How much do volleyball players overseas make?
The average salary for professional volleyball players overseas is $4,500 – $6,000 per month. The top earners can make up to $10,000 per month. The salaries vary based on the country and the level of competition.
For example, in Italy, one of the top volleyball leagues in the world, players can earn up to $8,000 per month. In contrast, in lower-level leagues, such as in Turkey or Russia, players may only make $2,000 – $3,000 per month.
In addition to their salary, players may also receive bonuses based on their performance. For example, a player who is named MVP of the season could receive a bonus of $1,000 – $2,000. Players who win a championship may also receive a bonus.
Overall, professional volleyball players can make a good living playing overseas.
It is evident that professional volleyball players make a lot of money. This is because of the popularity of the sport and the fact that there are very few volleyball leagues in existence compared to a sport like football.

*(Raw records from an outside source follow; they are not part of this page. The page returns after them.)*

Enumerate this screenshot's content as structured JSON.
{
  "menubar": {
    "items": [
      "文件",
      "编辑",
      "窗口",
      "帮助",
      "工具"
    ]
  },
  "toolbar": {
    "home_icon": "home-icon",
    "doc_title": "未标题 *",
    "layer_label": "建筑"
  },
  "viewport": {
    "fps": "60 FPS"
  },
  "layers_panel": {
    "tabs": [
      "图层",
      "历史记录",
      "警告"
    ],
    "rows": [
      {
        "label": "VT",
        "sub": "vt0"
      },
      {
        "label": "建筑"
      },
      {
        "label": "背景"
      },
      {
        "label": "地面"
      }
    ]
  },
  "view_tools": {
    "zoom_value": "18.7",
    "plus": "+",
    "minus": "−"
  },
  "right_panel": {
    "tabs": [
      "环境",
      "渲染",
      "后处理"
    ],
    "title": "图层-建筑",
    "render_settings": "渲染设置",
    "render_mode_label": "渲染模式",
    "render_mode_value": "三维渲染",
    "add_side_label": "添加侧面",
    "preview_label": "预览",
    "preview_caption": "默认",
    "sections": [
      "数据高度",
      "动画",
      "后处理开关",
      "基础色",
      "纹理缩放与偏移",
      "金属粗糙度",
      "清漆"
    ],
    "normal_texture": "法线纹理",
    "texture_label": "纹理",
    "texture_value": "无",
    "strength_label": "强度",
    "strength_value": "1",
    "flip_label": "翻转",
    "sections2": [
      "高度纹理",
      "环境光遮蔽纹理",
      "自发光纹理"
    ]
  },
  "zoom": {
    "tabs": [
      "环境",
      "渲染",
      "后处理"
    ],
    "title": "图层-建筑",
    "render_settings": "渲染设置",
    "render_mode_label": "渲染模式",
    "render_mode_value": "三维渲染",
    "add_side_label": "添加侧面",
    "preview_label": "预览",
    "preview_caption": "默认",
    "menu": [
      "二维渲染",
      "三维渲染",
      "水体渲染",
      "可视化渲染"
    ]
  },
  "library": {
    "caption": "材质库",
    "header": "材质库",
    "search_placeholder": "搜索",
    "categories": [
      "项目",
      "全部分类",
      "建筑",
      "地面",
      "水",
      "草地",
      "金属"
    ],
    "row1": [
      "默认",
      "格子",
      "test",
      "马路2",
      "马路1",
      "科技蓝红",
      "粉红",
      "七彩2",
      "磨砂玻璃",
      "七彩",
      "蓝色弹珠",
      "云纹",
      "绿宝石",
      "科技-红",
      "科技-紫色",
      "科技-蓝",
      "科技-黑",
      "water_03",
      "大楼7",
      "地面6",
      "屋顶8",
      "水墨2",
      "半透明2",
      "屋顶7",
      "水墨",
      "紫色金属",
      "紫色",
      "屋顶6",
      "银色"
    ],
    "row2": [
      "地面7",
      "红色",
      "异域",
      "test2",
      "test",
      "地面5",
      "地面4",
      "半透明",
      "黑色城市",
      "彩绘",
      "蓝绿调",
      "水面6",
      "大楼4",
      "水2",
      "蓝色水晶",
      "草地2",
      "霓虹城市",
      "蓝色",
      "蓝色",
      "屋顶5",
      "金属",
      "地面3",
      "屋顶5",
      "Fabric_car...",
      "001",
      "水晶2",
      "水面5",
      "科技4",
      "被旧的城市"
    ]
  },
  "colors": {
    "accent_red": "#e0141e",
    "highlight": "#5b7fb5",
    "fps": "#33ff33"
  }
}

While they do not make as much money as basketball or football players, they can still make a comfortable living playing volleyball if they are willing to put in the hard work.
The best way to achieve that is to become a professional volleyball player, but that’s not the only option. There are many opportunities for sponsorship and endorsement deals in the world of professional volleyball, so those who are able to land these deals can expect to see an increase in their earnings.
There are also many collegiate and amateur leagues that pay well too. Ultimately, it comes down to how good you are and where you play. If you have the skill and drive, you can build your way to the top and become one of the highest-paid volleyball players in the world.e
Tom is an accomplished writer, with years of experience producing buyer’s guides and tutorials for athletes online.
And it goes without saying – he’s sports-mad.